Bangla in GNU/Linux : making the Penguin speak in Bengali
The need to localize
In a Sourceforge article on localization, Prof. Venkatesh Hariharan makes a pertinent comment - “The localisation of Linux to Indian languages can spark off a revolution that reaches down to the grassroots levels of the country”
The problem faced in harnessing the power of ICT(information & communication technologies) in India is that all such enabling software is in English - a language that a mere 10-15% of the population is proficient in. The dialogs, menus, interfaces are in English as is the documentation.Although such a scenario is desirable and advantageous to the point that it establishes a ‘lingua franca’, in case of countries like India and Bangladesh the situation leads to ‘technological poverty’.
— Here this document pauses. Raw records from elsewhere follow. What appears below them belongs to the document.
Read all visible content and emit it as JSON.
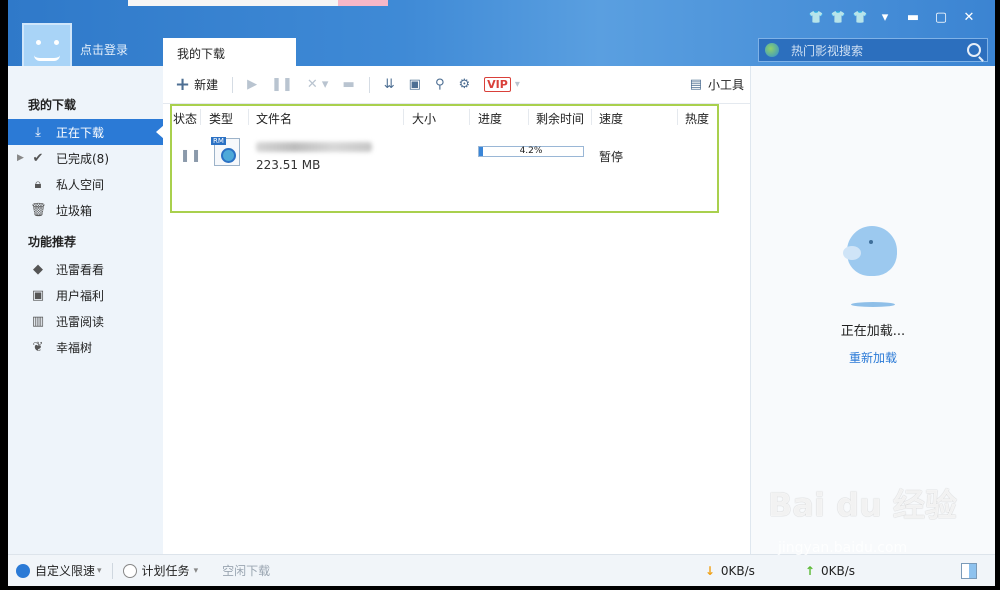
{
  "header": {
    "login_label": "点击登录",
    "active_tab": "我的下载",
    "search_placeholder": "热门影视搜索",
    "window_controls": [
      "shirt-icon",
      "shirt-icon",
      "shirt-icon",
      "menu-icon",
      "minimize-icon",
      "maximize-icon",
      "close-icon"
    ]
  },
  "sidebar": {
    "group1": "我的下载",
    "items1": [
      {
        "label": "正在下载",
        "icon": "download-icon",
        "active": true
      },
      {
        "label": "已完成(8)",
        "icon": "check-icon"
      },
      {
        "label": "私人空间",
        "icon": "lock-icon"
      },
      {
        "label": "垃圾箱",
        "icon": "trash-icon"
      }
    ],
    "group2": "功能推荐",
    "items2": [
      {
        "label": "迅雷看看",
        "icon": "shield-icon"
      },
      {
        "label": "用户福利",
        "icon": "gift-icon"
      },
      {
        "label": "迅雷阅读",
        "icon": "book-icon"
      },
      {
        "label": "幸福树",
        "icon": "leaf-icon"
      }
    ]
  },
  "toolbar": {
    "new_label": "新建",
    "tools_label": "小工具",
    "vip_label": "VIP"
  },
  "table": {
    "columns": [
      "状态",
      "类型",
      "文件名",
      "大小",
      "进度",
      "剩余时间",
      "速度",
      "热度"
    ],
    "rows": [
      {
        "size": "223.51 MB",
        "progress_text": "4.2%",
        "progress": 0.042,
        "speed": "暂停",
        "type_tag": "RM"
      }
    ]
  },
  "right_panel": {
    "loading_text": "正在加载...",
    "reload_label": "重新加载"
  },
  "statusbar": {
    "speed_limit": "自定义限速",
    "schedule": "计划任务",
    "idle_download": "空闲下载",
    "down_speed": "0KB/s",
    "up_speed": "0KB/s"
  },
  "watermark": {
    "brand": "Bai du 经验",
    "url": "jingyan.baidu.com"
  },
  "colors": {
    "accent": "#2b7ad6",
    "highlight_border": "#a9d04d"
  }
}
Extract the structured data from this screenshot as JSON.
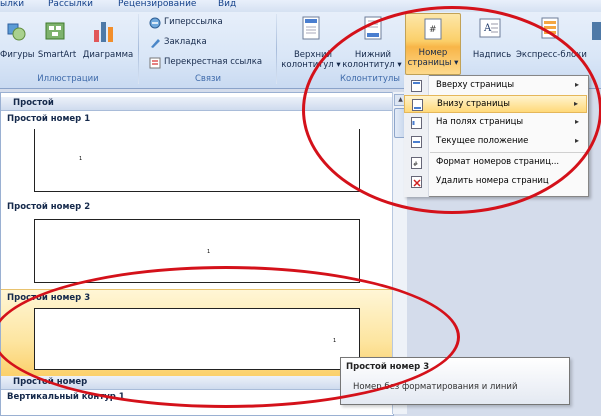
{
  "tabs": [
    "ылки",
    "Рассылки",
    "Рецензирование",
    "Вид"
  ],
  "ribbon": {
    "illustrations": {
      "label": "Иллюстрации",
      "shapes": "Фигуры",
      "smartart": "SmartArt",
      "chart": "Диаграмма"
    },
    "links": {
      "label": "Связи",
      "hyperlink": "Гиперссылка",
      "bookmark": "Закладка",
      "cross_ref": "Перекрестная ссылка"
    },
    "header_footer": {
      "label": "Колонтитулы",
      "header_l1": "Верхний",
      "header_l2": "колонтитул",
      "footer_l1": "Нижний",
      "footer_l2": "колонтитул",
      "page_num_l1": "Номер",
      "page_num_l2": "страницы"
    },
    "text": {
      "textbox": "Надпись",
      "quickparts": "Экспресс-блоки"
    }
  },
  "gallery": {
    "category_top": "Простой",
    "items": [
      {
        "title": "Простой номер 1",
        "num": "1"
      },
      {
        "title": "Простой номер 2",
        "num": "1"
      },
      {
        "title": "Простой номер 3",
        "num": "1"
      }
    ],
    "category_bottom": "Простой номер",
    "next_item": "Вертикальный контур 1"
  },
  "menu": {
    "items": [
      {
        "label": "Вверху страницы",
        "arrow": "▸"
      },
      {
        "label": "Внизу страницы",
        "arrow": "▸"
      },
      {
        "label": "На полях страницы",
        "arrow": "▸"
      },
      {
        "label": "Текущее положение",
        "arrow": "▸"
      },
      {
        "label": "Формат номеров страниц...",
        "arrow": ""
      },
      {
        "label": "Удалить номера страниц",
        "arrow": ""
      }
    ]
  },
  "tooltip": {
    "title": "Простой номер 3",
    "description": "Номер без форматирования и линий"
  },
  "colors": {
    "annotation_red": "#d4111a",
    "highlight": "#ffd97a",
    "ribbon_text": "#15428b"
  }
}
To bridge the digital divide by taking technology to the masses, one of the important aspects of the Free Software and Open Source Software movements has been taking GNU/Linux OS and adapting it to the local cultural nuances. Localization is a national level collaborative effort to “Indianize” software and make culture an integral part of the computing experience. Locale handles the cultural conventions as for example the formatting of date and time, the representation of numbers, the symbols for currency etc. The glibc package currently possesses both bn_IN and bn_BD (for India and Bangladesh respectively)
Bangla (or Bengali) is one of the most important languages in the world in terms of the number of users. The language possesses a well-established phonetic script and the Unicode range for Bangla Characters is from 0980 to 09FF. However, Indic scripts are notoriously difficult to add support to due to the existence of conjuncts (’yuktakshars’) and non-standard spellings.
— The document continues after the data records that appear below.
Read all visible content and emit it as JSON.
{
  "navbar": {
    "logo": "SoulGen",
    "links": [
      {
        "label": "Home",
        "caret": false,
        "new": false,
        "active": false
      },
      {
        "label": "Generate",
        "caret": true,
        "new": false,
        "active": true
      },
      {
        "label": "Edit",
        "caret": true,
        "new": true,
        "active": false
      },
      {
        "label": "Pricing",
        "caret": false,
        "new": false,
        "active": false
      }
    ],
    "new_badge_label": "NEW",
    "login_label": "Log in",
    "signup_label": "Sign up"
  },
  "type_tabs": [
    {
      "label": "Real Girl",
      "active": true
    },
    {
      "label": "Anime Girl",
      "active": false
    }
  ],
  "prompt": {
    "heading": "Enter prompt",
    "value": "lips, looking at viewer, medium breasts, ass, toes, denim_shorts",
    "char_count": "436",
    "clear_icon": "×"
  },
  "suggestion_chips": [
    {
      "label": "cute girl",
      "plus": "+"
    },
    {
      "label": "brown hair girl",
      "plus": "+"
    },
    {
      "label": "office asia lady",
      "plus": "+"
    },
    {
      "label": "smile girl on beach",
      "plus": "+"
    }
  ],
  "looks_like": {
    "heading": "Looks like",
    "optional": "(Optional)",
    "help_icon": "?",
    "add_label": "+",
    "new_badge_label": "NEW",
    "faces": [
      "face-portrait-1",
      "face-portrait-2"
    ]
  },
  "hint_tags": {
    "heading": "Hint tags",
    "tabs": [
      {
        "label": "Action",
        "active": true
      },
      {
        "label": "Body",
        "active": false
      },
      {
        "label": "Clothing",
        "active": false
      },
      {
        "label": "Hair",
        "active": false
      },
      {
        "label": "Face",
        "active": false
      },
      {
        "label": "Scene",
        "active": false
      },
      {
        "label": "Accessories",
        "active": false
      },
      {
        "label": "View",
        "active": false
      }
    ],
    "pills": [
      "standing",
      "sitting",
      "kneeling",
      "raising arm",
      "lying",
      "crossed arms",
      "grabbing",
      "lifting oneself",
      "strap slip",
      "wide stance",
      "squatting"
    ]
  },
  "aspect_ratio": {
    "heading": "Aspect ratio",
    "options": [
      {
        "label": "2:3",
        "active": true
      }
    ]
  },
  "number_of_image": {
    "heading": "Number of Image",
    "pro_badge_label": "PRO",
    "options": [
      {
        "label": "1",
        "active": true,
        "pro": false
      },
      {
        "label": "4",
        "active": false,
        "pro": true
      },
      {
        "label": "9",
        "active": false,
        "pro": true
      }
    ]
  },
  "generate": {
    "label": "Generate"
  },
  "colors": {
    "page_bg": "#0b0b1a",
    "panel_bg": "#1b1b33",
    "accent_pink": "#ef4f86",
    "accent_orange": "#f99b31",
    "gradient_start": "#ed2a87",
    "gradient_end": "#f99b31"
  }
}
Thus, one of the major difficulties in localizing GNU/Linux in Bangla is also the absence of suitable font (font sets). Unicode represents Bengali text as a sequence of Bengali characters. Unlike most European scripts, just rendering these characters is not enough for Bengali (and other Indic scripts); it is necessary to form new glyphs by combining several characters.
Until recently, there was no accepted standard that described it completely. This has been addressed in the extension to the TrueType font format known as Open Type (along with some rules in Unicode for reordering the characters before combining them).
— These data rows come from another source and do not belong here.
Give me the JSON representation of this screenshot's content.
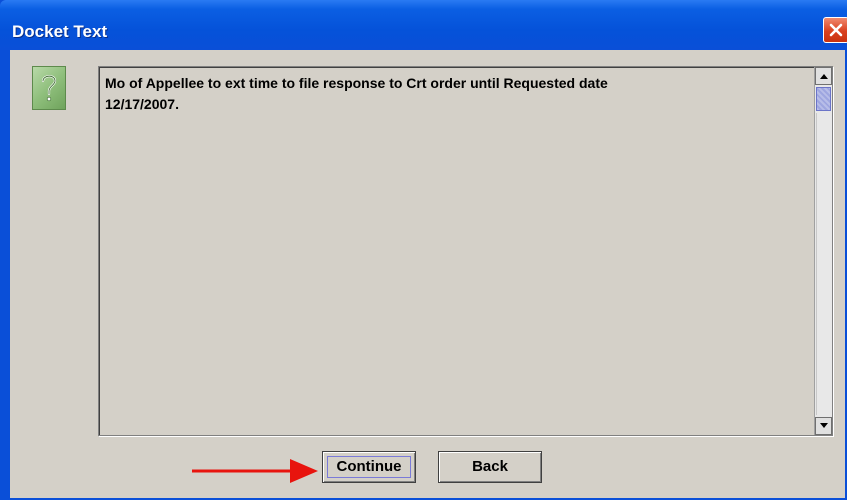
{
  "window": {
    "title": "Docket Text",
    "close_icon": "close-icon"
  },
  "dialog": {
    "icon": "question-icon",
    "icon_glyph": "?",
    "message": "Mo of Appellee to ext time to file response to Crt order until Requested date\n12/17/2007."
  },
  "buttons": {
    "continue_label": "Continue",
    "back_label": "Back"
  },
  "annotation": {
    "type": "red-arrow-pointing-right",
    "color": "#e8140e"
  },
  "colors": {
    "titlebar": "#0a4fd8",
    "dialog_bg": "#d4d0c8",
    "close_button": "#d9411f"
  }
}
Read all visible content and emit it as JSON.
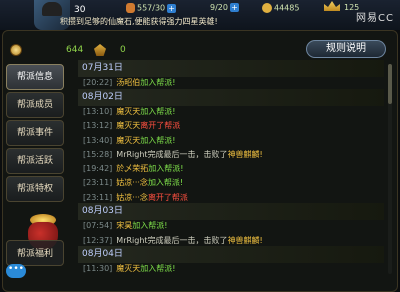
{
  "topbar": {
    "level": "30",
    "stamina": "557/30",
    "energy": "9/20",
    "gold": "44485",
    "ingot": "125",
    "marquee": "积攒到足够的仙魔石,便能获得强力四星英雄!",
    "watermark": "网易CC"
  },
  "resources": {
    "contribution": "644",
    "fund": "0"
  },
  "help_label": "规则说明",
  "sidebar": {
    "items": [
      {
        "label": "帮派信息",
        "active": true
      },
      {
        "label": "帮派成员",
        "active": false
      },
      {
        "label": "帮派事件",
        "active": false
      },
      {
        "label": "帮派活跃",
        "active": false
      },
      {
        "label": "帮派特权",
        "active": false
      }
    ],
    "welfare": "帮派福利",
    "chat": "•••"
  },
  "log": [
    {
      "type": "date",
      "text": "07月31日"
    },
    {
      "type": "event",
      "time": "[20:22]",
      "name": "汤昭伯",
      "action": "加入帮派!",
      "kind": "join"
    },
    {
      "type": "date",
      "text": "08月02日"
    },
    {
      "type": "event",
      "time": "[13:10]",
      "name": "魔灭天",
      "action": "加入帮派!",
      "kind": "join"
    },
    {
      "type": "event",
      "time": "[13:12]",
      "name": "魔灭天",
      "action": "离开了帮派",
      "kind": "leave"
    },
    {
      "type": "event",
      "time": "[13:40]",
      "name": "魔灭天",
      "action": "加入帮派!",
      "kind": "join"
    },
    {
      "type": "event",
      "time": "[15:28]",
      "name": "MrRight",
      "action": "完成最后一击，击败了",
      "beast": "神兽麒麟!",
      "kind": "kill"
    },
    {
      "type": "event",
      "time": "[19:42]",
      "name": "於乄荣拓",
      "action": "加入帮派!",
      "kind": "join"
    },
    {
      "type": "event",
      "time": "[23:11]",
      "name": "姑凉···念",
      "action": "加入帮派!",
      "kind": "join"
    },
    {
      "type": "event",
      "time": "[23:11]",
      "name": "姑凉···念",
      "action": "离开了帮派",
      "kind": "leave"
    },
    {
      "type": "date",
      "text": "08月03日"
    },
    {
      "type": "event",
      "time": "[07:54]",
      "name": "宋昊",
      "action": "加入帮派!",
      "kind": "join"
    },
    {
      "type": "event",
      "time": "[12:37]",
      "name": "MrRight",
      "action": "完成最后一击，击败了",
      "beast": "神兽麒麟!",
      "kind": "kill"
    },
    {
      "type": "date",
      "text": "08月04日"
    },
    {
      "type": "event",
      "time": "[11:30]",
      "name": "魔灭天",
      "action": "加入帮派!",
      "kind": "join"
    }
  ],
  "colors": {
    "join": "#7fe04a",
    "leave": "#ff5040",
    "name": "#f0c040"
  }
}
A description of the parts of the specification relevant to Indic scripts is available through Microsoft’s typography site Under the Windows operating system, Internet Explorer uses the Uniscribe layout engine to render open type features. Recent versions of Windows, e.g. Windows 2000 or XP, ship with the required version, and installing a recent version of Internet Explorer is usually sufficient for older versions.